Winter Mortality of American Crows: Orthoreovirus in Ontario
In late November of 2022, CWHC began receiving calls from the Chatham-Kent region regarding an alarming number of dead crows, with no apparent cause of death. We received six crows from this area over the next few weeks for examination, but the reports continued well into the new year. These specimens came from the south-western region of Chatham along the north bank of the Thames River with reports specifically from the Village on the Thames, the walking trail near Enbridge, and apartment buildings on Grand Avenue West. In addition to this crow die-off, we also began receiving a handful of calls from the Woodstock area. They too were seeing similar patterns, with several intact birds found dead but in the north end of Woodstock, near Roth Park. With over 300 birds reported dead in Chatham, and over 30 in Woodstock, what could be causing these crows to die in such large numbers?
Nine crows from these two locations were submitted to CWHC ON/NU for examination. All of the crows were tested for avian influenza; eight were negative, and one tested positive for the highly pathogenic (H5N1) strain of avian influenza. All were examined, and the eight that tested negative for avian influenza were all found to have intestines lined by and filled with blood and necrotic material. Three of these crows also had an enlarged and friable spleen. Two of the crows were examined microscopically and both had evidence of necrosis scattered throughout the spleen, and abundant necrosis lining the mucosa and filling the lumen of the intestinal sections examined. Spleen and intestine from one crow were sent for virus isolation and an orthoreovirus was isolated from this tissue.
When most people think of diseases that affect crows, West Nile virus likely jumps to the front of their mind, but unfortunately for our crows, there’s another virus that hits them hard in the winter. Since 2001, there have been reports of large numbers of crows dying during the cold winter months. This coincides with the time of year when crows live in the highest density, which, in combination with environmental survival of the virus during cold weather, provides an ideal situation for transmission of this orthoreovirus infection. Although there have been other reoviruses detected in other bird species (including a strain which causes arthritis in poultry), this specific reovirus only appears to negatively affect crows. There is currently no known danger for humans or other animals from this virus.

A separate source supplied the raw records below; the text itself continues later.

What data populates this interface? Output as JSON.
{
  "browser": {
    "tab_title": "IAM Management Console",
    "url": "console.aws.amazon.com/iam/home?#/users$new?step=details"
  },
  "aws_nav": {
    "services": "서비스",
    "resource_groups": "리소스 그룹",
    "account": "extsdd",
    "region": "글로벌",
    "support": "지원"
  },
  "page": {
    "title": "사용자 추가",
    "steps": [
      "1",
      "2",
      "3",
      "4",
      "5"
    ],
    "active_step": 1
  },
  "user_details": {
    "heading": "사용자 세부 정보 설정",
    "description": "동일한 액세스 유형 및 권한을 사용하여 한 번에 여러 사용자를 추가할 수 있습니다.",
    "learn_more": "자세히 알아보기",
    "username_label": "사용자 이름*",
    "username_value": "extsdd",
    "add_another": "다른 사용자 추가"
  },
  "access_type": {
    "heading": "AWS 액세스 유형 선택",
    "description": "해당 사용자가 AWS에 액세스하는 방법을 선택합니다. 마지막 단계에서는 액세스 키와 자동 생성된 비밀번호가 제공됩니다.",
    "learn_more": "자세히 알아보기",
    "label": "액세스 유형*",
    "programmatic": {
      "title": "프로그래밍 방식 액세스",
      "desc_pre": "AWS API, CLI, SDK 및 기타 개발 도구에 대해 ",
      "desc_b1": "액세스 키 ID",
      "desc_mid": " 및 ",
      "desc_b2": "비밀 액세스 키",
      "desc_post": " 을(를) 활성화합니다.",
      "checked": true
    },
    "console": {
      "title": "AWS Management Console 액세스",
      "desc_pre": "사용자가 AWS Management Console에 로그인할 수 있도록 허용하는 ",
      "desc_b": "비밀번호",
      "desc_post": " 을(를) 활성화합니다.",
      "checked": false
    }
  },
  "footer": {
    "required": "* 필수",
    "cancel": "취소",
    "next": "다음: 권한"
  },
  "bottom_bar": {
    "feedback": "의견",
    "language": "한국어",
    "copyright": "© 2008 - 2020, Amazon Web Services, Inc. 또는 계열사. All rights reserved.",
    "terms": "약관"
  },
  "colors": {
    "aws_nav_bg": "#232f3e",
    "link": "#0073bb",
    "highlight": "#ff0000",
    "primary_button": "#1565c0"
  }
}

Unfortunately, this isn’t the only virus that has been affecting our crow populations recently. In addition to orthoreovirus and West Nile virus, the highly pathogenic strain (H5N1) of avian influenza, which has been circulating in wildlife since December 2021, has also been found to cause the death of crows across the province. Thankfully, there are millions of crows in Ontario, and we have not yet noticed any population level impacts associated with the presence of these three viruses – but it is something that we will have to continue to monitor.
Anyone encountering these sick or dead crows should take precautions and not handle them. Orthoreovirus does not appear to pose a danger to humans, but the H5N1 avian influenza virus, will occasionally infect people, so it is recommended that if someone encounters a dead crow, they contact us at the CWHC or their local municipality/humane society. Dead wildlife should only be handled by the public if they have been instructed to by one of these organizations and they understand the potential risks and are wearing the appropriate personal protective equipment to keep themselves safe.
Submitted by CWHC Ontario/Nunavut Regional Centre